We’re harvesting beetroot, Calabrese, and leeks at the moment on our mixed farm (combining animals with crops). We farm about 220 acres in total, on medium loam soil; the steep slopes are permanent pasture for livestock, and we grow veg in the flatter fields.
All the fields have six-metre margins where we don’t plough. They are havens of wildlife; we’ve got skylarks, barn owls, and bats, among others. The landscape is stunning – when you get five minutes to stop and look around, that’s the one of the best things. We also have a small suckler herd (cows with calves), and their manure is massively valuable for fertilising our veg fields.
We’re tenants of the National Trust, under an agreement called a Farm Business Tenancy (FBT), which we’ve held for five and then 15 years and is currently being renewed. These are often only set up for a couple of years, which do not provide a legal framework to encourage organic conversion. It’s common practice when these agreements come to an end that the land agent or estate manager serves notice to quit. This happens even if the landowner – who often doesn’t have contact with the tenants – would like to invite them to continue and build upon the previous years’ work and all the healthy established relationships.
The process to renew is then really long; it can take literally years and is counter productive for many reasons. There’s definitely a tenant farm culture that needs to change after decades of inadequate legal framework and mismanagement.
Meanwhile, Andy is out in all elements every day. The early Calabrese struggled in the spring, but overall everything is looking okay – we particularly like growing leeks because they cope well in most weathers.
We harvest the beetroot by hand now, though we’ve done it mechanically in the past. Although it may be more expensive like this, we can pick as and when we need it, so we don’t need to spend on storage – and also we don’t have to make sure there’s no stones in the beds, because we’re not using the tractor.
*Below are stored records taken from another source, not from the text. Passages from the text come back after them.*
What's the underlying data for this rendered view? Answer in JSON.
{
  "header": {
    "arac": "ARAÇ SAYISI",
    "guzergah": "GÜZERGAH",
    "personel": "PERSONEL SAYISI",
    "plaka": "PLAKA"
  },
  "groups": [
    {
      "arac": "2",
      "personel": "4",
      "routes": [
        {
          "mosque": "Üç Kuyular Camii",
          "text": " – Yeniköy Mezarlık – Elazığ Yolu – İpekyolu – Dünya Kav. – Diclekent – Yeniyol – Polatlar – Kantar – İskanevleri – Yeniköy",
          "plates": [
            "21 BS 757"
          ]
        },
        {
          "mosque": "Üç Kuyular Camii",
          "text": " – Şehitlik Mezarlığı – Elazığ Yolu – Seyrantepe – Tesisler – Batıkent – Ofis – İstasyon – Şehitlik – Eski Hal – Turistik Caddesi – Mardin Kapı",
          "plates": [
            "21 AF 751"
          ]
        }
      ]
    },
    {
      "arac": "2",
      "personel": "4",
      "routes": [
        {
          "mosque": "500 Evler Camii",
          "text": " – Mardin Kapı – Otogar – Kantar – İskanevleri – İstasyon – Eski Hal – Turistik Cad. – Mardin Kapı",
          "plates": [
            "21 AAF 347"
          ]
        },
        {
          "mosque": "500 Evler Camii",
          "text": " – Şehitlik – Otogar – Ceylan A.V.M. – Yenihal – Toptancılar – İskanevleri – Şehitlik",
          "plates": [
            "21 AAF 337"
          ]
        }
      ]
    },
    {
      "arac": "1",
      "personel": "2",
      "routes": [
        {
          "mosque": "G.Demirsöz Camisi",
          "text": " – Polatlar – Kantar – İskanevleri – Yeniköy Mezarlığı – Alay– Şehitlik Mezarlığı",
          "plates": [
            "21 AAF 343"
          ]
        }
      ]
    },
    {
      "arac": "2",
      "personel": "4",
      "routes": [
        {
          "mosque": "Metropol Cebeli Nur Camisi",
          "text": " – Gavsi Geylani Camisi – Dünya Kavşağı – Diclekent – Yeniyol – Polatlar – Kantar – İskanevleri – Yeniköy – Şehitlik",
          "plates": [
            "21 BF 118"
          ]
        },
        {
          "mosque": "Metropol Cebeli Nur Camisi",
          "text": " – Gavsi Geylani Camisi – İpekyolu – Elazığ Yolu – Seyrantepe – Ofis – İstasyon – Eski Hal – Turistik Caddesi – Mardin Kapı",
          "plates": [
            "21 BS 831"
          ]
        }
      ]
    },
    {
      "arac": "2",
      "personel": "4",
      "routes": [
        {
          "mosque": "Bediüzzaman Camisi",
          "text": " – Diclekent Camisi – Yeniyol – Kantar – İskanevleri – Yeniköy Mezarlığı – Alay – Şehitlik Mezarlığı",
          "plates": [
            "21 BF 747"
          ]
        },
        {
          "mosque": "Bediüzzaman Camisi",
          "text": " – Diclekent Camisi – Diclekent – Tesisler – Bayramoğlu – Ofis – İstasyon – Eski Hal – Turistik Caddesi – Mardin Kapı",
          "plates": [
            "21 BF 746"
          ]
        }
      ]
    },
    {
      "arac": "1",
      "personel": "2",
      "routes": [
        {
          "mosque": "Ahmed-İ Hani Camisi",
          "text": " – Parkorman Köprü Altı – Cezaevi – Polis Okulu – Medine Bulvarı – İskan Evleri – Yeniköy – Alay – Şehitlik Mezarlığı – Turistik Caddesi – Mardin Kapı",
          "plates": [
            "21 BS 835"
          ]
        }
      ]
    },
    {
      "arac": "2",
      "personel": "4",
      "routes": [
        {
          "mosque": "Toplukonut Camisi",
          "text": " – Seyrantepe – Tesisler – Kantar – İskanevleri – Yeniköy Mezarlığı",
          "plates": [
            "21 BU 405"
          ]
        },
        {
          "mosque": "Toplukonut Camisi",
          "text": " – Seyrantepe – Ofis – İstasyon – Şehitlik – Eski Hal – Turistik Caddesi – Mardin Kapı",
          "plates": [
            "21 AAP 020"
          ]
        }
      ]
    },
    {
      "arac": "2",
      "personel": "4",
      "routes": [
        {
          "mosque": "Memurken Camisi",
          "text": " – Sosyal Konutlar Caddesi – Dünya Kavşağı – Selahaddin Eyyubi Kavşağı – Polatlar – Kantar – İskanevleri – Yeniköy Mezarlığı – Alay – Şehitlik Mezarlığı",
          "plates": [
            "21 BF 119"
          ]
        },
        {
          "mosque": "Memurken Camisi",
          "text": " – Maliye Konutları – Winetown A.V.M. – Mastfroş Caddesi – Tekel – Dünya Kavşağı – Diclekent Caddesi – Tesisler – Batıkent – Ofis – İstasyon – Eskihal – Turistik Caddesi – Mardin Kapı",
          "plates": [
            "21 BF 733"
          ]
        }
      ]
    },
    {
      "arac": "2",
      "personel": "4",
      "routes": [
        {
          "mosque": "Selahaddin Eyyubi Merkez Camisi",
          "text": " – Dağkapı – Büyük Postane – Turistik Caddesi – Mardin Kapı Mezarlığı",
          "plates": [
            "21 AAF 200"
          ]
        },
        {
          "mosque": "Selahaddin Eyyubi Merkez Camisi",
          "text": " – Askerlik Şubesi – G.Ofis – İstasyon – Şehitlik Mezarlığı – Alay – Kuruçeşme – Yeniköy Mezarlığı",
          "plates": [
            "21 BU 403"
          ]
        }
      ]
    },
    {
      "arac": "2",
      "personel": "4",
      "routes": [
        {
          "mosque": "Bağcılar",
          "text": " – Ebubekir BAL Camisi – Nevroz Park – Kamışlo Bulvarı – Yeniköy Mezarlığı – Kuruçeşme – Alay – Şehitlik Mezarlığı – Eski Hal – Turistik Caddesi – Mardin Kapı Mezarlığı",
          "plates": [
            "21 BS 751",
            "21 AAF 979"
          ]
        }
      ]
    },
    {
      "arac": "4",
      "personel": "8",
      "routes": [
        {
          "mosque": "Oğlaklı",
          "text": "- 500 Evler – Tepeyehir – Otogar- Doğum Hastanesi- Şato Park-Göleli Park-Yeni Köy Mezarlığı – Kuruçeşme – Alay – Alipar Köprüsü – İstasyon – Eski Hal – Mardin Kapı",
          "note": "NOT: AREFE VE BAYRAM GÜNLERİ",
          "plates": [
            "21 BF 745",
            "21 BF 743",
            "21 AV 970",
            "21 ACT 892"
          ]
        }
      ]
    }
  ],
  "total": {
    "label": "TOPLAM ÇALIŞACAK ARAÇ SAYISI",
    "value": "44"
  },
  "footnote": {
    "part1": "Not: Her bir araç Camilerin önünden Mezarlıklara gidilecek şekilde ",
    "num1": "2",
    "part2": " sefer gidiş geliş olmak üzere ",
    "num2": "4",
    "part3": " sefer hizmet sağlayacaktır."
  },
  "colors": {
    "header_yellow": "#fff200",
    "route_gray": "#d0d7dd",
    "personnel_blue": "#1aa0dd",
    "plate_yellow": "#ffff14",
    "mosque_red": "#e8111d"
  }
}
We’ve had nine people every day in the past few weeks, picking Calabrese in the morning and beetroot in the afternoon. These ‘human harvesters’ need to be really valued and seen as doing a vital job. Almost every week something is being harvested or planted. Vegetables are a bit like children; when they’re ready to be harvested, they can’t wait. They’re more demanding than the cattle, who generally just get on with it.